  • Representatives of the Commission worked with the Court to promulgate a rule change that eliminated the notarization requirement in Civil Division cases. Previously, litigants were required to sign certain pleadings in front of a notary. This requirement created an unnecessary burden, especially on low–income litigants because of the cost associated with notarization, the dearth of notaries in low–income neighborhoods, and the need to miss work or other obligations to travel to a notary. This change brings the Civil Division in line with other parts of Superior Court, as well as the Court of Appeals, the federal courts and a number of District agencies, which permit litigants to sign under penalty of perjury without notarization.
  • Following the serial snow–related court closures in early 2010, the Commission successfully urged the Court to articulate new policies related to weather and other emergencies. This included improving the dissemination of information to affected litigants by placing case re–calendaring information on the Court’s website and audio recording.
  • The Commission worked with the Court to prominently feature links to LawHelp on its website and kiosks.
  • The Commission worked with the Court to remedy problems arising from the District’s failure to update the self–support reserve in child–support cases. It drafted an informal sheet for the Court explaining the problems. At the Commission’s urging, the Court sent notices to obligors whose child support calculations might have been affected.
  • The Commission has worked with the Court to ensure that child support obligors are alerted to modify their child support orders before that are incarcerated. At the Commission’s urging, the Court alerted judges hearing criminal matters of the importance of raising child support obligations at the time of sentencing.
  • The Commission worked with the Court to examine data on the number and percentage of pro se litigants navigating the court system each year. This data will help to gauge the impact of the Access to Justice funding, as well as the effect of the economic downturn on the number of low–income individuals proceeding without counsel.
  • The Commission assisted with planning for the D.C. Court’s Resource Center Roundtable in April 2009 and created a bench card with information about each of the Court Pro Se Resource Centers. The Commission also made a presentation at the Court’s May 2009 pro se training and is working with the Court’s Committee on Access and Fairness to develop another training in spring 2012.

The Courts Committee continually works to identify new areas for reform. In 2011, the Commission researched best practices in other jurisdictions for assisting pro se litigants and produced an extensive memorandum detailing those innovations. As a result of that work, the Commission is examining the expansion of limited scope representation to other areas of the Court. It is also exploring the use of allocution-type interchanges between judges and pro se litigants so that judges have a mechanism to verify that a pro se litigant fully understands the terms and consequences of a settlement before the Court approves it.

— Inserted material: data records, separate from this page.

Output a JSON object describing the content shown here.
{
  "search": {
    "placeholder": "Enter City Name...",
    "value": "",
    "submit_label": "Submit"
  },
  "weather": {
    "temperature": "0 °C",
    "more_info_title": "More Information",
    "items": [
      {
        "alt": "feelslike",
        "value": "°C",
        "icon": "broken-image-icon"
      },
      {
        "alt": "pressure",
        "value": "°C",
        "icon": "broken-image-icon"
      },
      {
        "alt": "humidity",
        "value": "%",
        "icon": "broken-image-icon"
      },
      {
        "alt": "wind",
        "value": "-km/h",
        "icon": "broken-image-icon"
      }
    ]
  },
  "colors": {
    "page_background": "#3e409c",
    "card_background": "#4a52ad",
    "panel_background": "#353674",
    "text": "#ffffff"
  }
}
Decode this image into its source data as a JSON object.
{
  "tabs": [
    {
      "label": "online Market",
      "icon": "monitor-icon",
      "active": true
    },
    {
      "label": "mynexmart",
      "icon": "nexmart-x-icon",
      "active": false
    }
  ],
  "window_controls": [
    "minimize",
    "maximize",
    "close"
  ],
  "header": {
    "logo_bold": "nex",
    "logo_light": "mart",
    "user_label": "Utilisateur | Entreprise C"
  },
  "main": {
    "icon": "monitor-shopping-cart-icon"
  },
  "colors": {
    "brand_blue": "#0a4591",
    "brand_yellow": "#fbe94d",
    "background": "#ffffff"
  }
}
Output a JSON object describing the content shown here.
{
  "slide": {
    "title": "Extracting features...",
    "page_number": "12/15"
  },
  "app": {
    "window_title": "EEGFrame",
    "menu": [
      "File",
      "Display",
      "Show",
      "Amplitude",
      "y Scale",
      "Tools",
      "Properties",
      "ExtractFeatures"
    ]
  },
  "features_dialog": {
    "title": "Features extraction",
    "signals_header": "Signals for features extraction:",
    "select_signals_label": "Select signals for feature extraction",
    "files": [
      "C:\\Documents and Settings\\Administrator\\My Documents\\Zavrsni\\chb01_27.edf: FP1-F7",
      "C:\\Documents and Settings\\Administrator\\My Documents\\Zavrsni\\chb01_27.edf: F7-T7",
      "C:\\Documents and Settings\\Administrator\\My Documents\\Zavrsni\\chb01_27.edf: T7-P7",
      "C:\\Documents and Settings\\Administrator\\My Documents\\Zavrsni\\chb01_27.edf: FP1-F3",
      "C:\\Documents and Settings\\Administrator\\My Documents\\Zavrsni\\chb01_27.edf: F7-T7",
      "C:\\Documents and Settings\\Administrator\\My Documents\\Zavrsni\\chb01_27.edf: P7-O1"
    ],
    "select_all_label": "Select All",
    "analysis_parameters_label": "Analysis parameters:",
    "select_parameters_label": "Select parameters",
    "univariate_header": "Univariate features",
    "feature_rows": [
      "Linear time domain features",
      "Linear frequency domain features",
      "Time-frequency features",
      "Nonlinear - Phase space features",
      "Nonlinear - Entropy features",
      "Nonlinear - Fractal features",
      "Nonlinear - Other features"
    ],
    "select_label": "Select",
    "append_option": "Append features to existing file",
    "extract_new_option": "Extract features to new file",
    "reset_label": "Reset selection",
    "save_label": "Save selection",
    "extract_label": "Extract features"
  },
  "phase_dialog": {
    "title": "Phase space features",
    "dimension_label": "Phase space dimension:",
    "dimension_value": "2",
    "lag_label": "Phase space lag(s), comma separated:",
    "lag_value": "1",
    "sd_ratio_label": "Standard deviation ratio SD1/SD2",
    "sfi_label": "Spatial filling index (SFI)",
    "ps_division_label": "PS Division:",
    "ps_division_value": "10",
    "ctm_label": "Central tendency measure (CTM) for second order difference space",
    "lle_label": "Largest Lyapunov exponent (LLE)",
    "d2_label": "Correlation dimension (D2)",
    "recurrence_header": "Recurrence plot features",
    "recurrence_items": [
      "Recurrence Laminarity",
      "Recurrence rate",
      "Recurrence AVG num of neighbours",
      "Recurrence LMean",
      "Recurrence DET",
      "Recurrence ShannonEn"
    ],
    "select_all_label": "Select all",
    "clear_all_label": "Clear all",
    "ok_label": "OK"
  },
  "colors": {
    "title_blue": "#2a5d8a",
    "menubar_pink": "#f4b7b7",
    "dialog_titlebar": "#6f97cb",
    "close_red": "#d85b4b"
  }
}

In addition, the Courts Committee is working closely with legal services providers to address areas of unmet need. In collaboration with the D.C. Consortium of Legal Services Providers, it facilitated the formation of a Consumer Law Working Group that is examining practices in the Small Claims Branch and Debt Collection Calendar. The Commission is working to implement the recommendations of that working group.